Tuesday 18 FebruaryWinter handicap #5
Thursday 20 February14 x 200 metres (main group)
16 x 200 metres (endurance group)

Session types


Hill training

Always a firm favourite amongst our runners; hill training takes place on Radnor Cliff, Sandgate.

Runners will meet at Three Hills Sports Park as usual.


Winter 9 mile

The winter 9 is a hilly long run that should be tackled just below race pace.

Runners will meet at Three Hills Sports Park as usual.


Fartlek

Fartlek is Swedish for ‘speed-play’.

It is an unstructured form of interval training with continuous movement.

Unlike tempo and interval work, fartlek is unstructured and alternates between moderate to hard efforts with easy efforts throughout. After a warmup, you play with speed by running at faster efforts for short periods of time (to that tree, to the sign) followed by easy-effort running to recover. 

The goal is to keep it free-flowing so you’re untethered to the watch or a plan, and to run at harder efforts but not a specific pace.

from Runners World: https://www.runnersworld.com/training/a20852351/whats-the-difference-between-fartlek-tempo-and-interval-runs/

Paarlauf

Paarlauf is a continuous relay involving two runners. (Paarlauf is german for ‘pairs’).

Two runners will run around a track in opposite directions: one running fast and the other running easy.

When they meet, they swap pace.
The fast runner begins their slow recovery jog and the easy runner begins their sprint.

This continues for a pre-set amount of time.


Beep test

The beep test is a short exercise to measure fitness and aerobic capacity.

Runners continually shuttle-run 10 metres from line to line before a timed beep: The time between beeps gets progressively shorter as the test goes on.

Once the runner can no longer reach the line before a beep they are ‘out’ and are given a score between 1 and 21, depending on how far they have progresses.

Read The Beep Test, A Comprehensive Guide from 5-a-side.com


Mountain run

The mountain run is not as scary as it sounds!

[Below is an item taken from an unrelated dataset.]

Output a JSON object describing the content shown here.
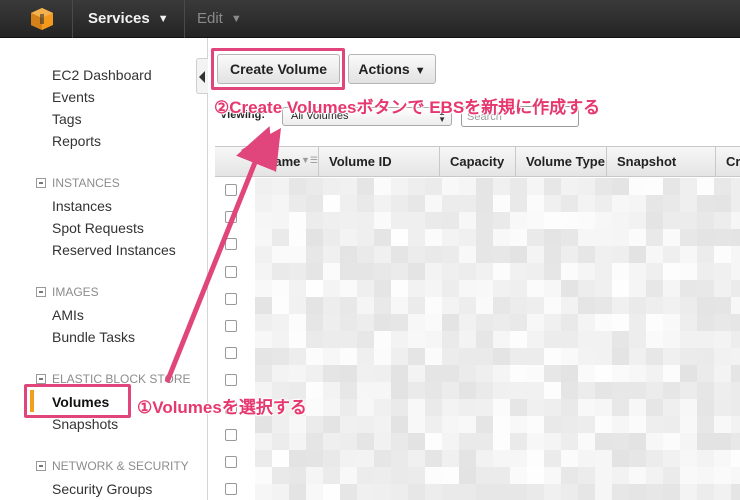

It’s a social run from Three Hills Sports Park to Summerhouse Hill, and back.

Runners will set off in groups with the aim of reaching the summit to admire the view at the same time.

The social run group may take a different route to the summit.